#### MATERIAL PROVIDED ####

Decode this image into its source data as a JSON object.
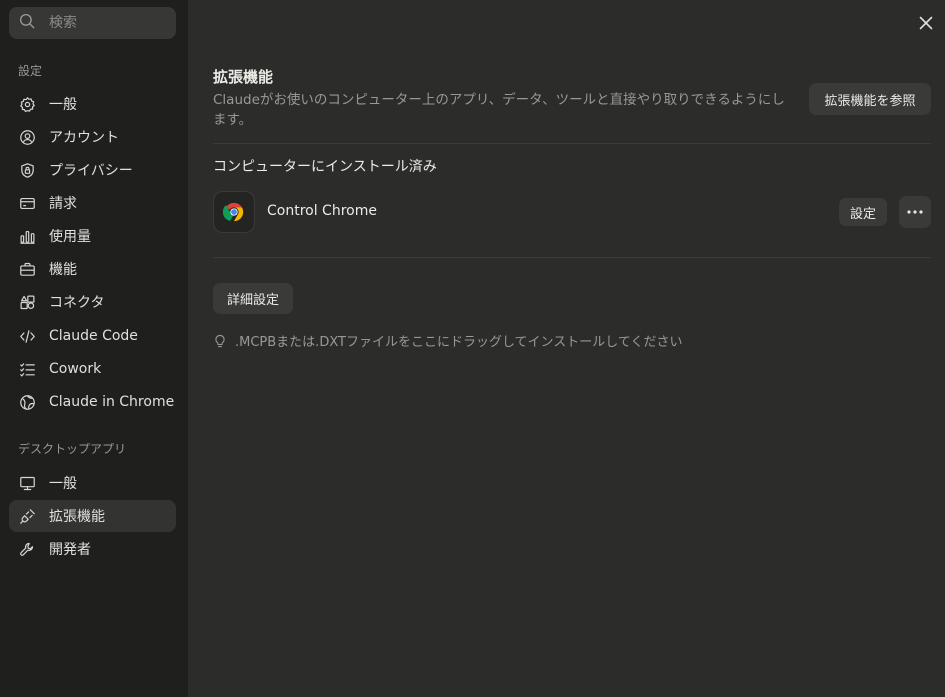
{
  "search": {
    "placeholder": "検索"
  },
  "sidebar": {
    "settings_label": "設定",
    "settings_items": [
      {
        "label": "一般",
        "icon": "gear-icon"
      },
      {
        "label": "アカウント",
        "icon": "user-circle-icon"
      },
      {
        "label": "プライバシー",
        "icon": "shield-lock-icon"
      },
      {
        "label": "請求",
        "icon": "credit-card-icon"
      },
      {
        "label": "使用量",
        "icon": "bar-chart-icon"
      },
      {
        "label": "機能",
        "icon": "briefcase-icon"
      },
      {
        "label": "コネクタ",
        "icon": "shapes-icon"
      },
      {
        "label": "Claude Code",
        "icon": "code-icon"
      },
      {
        "label": "Cowork",
        "icon": "list-check-icon"
      },
      {
        "label": "Claude in Chrome",
        "icon": "globe-icon"
      }
    ],
    "desktop_label": "デスクトップアプリ",
    "desktop_items": [
      {
        "label": "一般",
        "icon": "monitor-icon"
      },
      {
        "label": "拡張機能",
        "icon": "plug-icon",
        "active": true
      },
      {
        "label": "開発者",
        "icon": "wrench-icon"
      }
    ]
  },
  "main": {
    "title": "拡張機能",
    "description": "Claudeがお使いのコンピューター上のアプリ、データ、ツールと直接やり取りできるようにします。",
    "browse_button": "拡張機能を参照",
    "installed_title": "コンピューターにインストール済み",
    "extensions": [
      {
        "name": "Control Chrome",
        "icon": "chrome-logo-icon",
        "settings_button": "設定"
      }
    ],
    "advanced_button": "詳細設定",
    "drag_hint": ".MCPBまたは.DXTファイルをここにドラッグしてインストールしてください"
  },
  "colors": {
    "sidebar_bg": "#1f1f1e",
    "content_bg": "#2c2c2a",
    "button_bg": "#3a3a38",
    "active_item_bg": "#333331"
  }
}
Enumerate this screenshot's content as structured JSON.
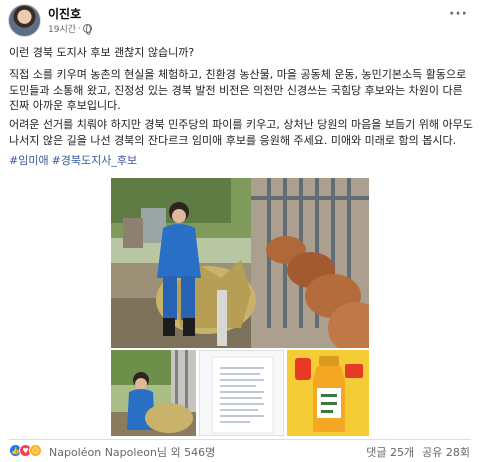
{
  "post": {
    "author": "이진호",
    "time": "19시간",
    "more_label": "···",
    "paragraphs": [
      "이런 경북 도지사 후보 괜찮지 않습니까?",
      "직접 소를 키우며 농촌의 현실을 체험하고, 친환경 농산물, 마을 공동체 운동, 농민기본소득 활동으로 도민들과 소통해 왔고, 진정성 있는 경북 발전 비전은 의전만 신경쓰는 국힘당 후보와는 차원이 다른 진짜 아까운 후보입니다.",
      "어려운 선거를 치뤄야 하지만 경북 민주당의 파이를 키우고, 상처난 당원의 마음을 보듬기 위해 아무도 나서지 않은 길을 나선 경북의 잔다르크 임미애 후보를 응원해 주세요. 미애와 미래로 함의 봅시다."
    ],
    "hashtags": [
      "#임미애",
      "#경북도지사_후보"
    ]
  },
  "images": {
    "main": "photo-woman-feeding-hay-to-cattle",
    "thumb1": "photo-woman-carrying-hay",
    "thumb2": "document-page",
    "thumb3": "poster-drink-bottle"
  },
  "footer": {
    "reactions_text": "Napoléon Napoleon님 외 546명",
    "comments": "댓글 25개",
    "shares": "공유 28회"
  },
  "colors": {
    "link": "#385898",
    "like": "#1877f2",
    "love": "#f33e58",
    "care": "#f7b125"
  }
}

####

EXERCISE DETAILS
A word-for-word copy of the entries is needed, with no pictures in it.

COMPLETED TASK
Decode this image into its source data as a JSON object.
{
  "search": {
    "placeholder": "検索"
  },
  "sidebar": {
    "settings_label": "設定",
    "settings_items": [
      {
        "label": "一般",
        "icon": "gear-icon"
      },
      {
        "label": "アカウント",
        "icon": "user-circle-icon"
      },
      {
        "label": "プライバシー",
        "icon": "shield-lock-icon"
      },
      {
        "label": "請求",
        "icon": "credit-card-icon"
      },
      {
        "label": "使用量",
        "icon": "bar-chart-icon"
      },
      {
        "label": "機能",
        "icon": "briefcase-icon"
      },
      {
        "label": "コネクタ",
        "icon": "shapes-icon"
      },
      {
        "label": "Claude Code",
        "icon": "code-icon"
      },
      {
        "label": "Cowork",
        "icon": "list-check-icon"
      },
      {
        "label": "Claude in Chrome",
        "icon": "globe-icon"
      }
    ],
    "desktop_label": "デスクトップアプリ",
    "desktop_items": [
      {
        "label": "一般",
        "icon": "monitor-icon"
      },
      {
        "label": "拡張機能",
        "icon": "plug-icon",
        "active": true
      },
      {
        "label": "開発者",
        "icon": "wrench-icon"
      }
    ]
  },
  "main": {
    "title": "拡張機能",
    "description": "Claudeがお使いのコンピューター上のアプリ、データ、ツールと直接やり取りできるようにします。",
    "browse_button": "拡張機能を参照",
    "installed_title": "コンピューターにインストール済み",
    "extensions": [
      {
        "name": "Control Chrome",
        "icon": "chrome-logo-icon",
        "settings_button": "設定"
      }
    ],
    "advanced_button": "詳細設定",
    "drag_hint": ".MCPBまたは.DXTファイルをここにドラッグしてインストールしてください"
  },
  "colors": {
    "sidebar_bg": "#1f1f1e",
    "content_bg": "#2c2c2a",
    "button_bg": "#3a3a38",
    "active_item_bg": "#333331"
  }
}
Enumerate this screenshot's content as structured JSON.
{
  "post": {
    "author": "이진호",
    "time": "19시간",
    "more_label": "···",
    "paragraphs": [
      "이런 경북 도지사 후보 괜찮지 않습니까?",
      "직접 소를 키우며 농촌의 현실을 체험하고, 친환경 농산물, 마을 공동체 운동, 농민기본소득 활동으로 도민들과 소통해 왔고, 진정성 있는 경북 발전 비전은 의전만 신경쓰는 국힘당 후보와는 차원이 다른 진짜 아까운 후보입니다.",
      "어려운 선거를 치뤄야 하지만 경북 민주당의 파이를 키우고, 상처난 당원의 마음을 보듬기 위해 아무도 나서지 않은 길을 나선 경북의 잔다르크 임미애 후보를 응원해 주세요. 미애와 미래로 함의 봅시다."
    ],
    "hashtags": [
      "#임미애",
      "#경북도지사_후보"
    ]
  },
  "images": {
    "main": "photo-woman-feeding-hay-to-cattle",
    "thumb1": "photo-woman-carrying-hay",
    "thumb2": "document-page",
    "thumb3": "poster-drink-bottle"
  },
  "footer": {
    "reactions_text": "Napoléon Napoleon님 외 546명",
    "comments": "댓글 25개",
    "shares": "공유 28회"
  },
  "colors": {
    "link": "#385898",
    "like": "#1877f2",
    "love": "#f33e58",
    "care": "#f7b125"
  }
}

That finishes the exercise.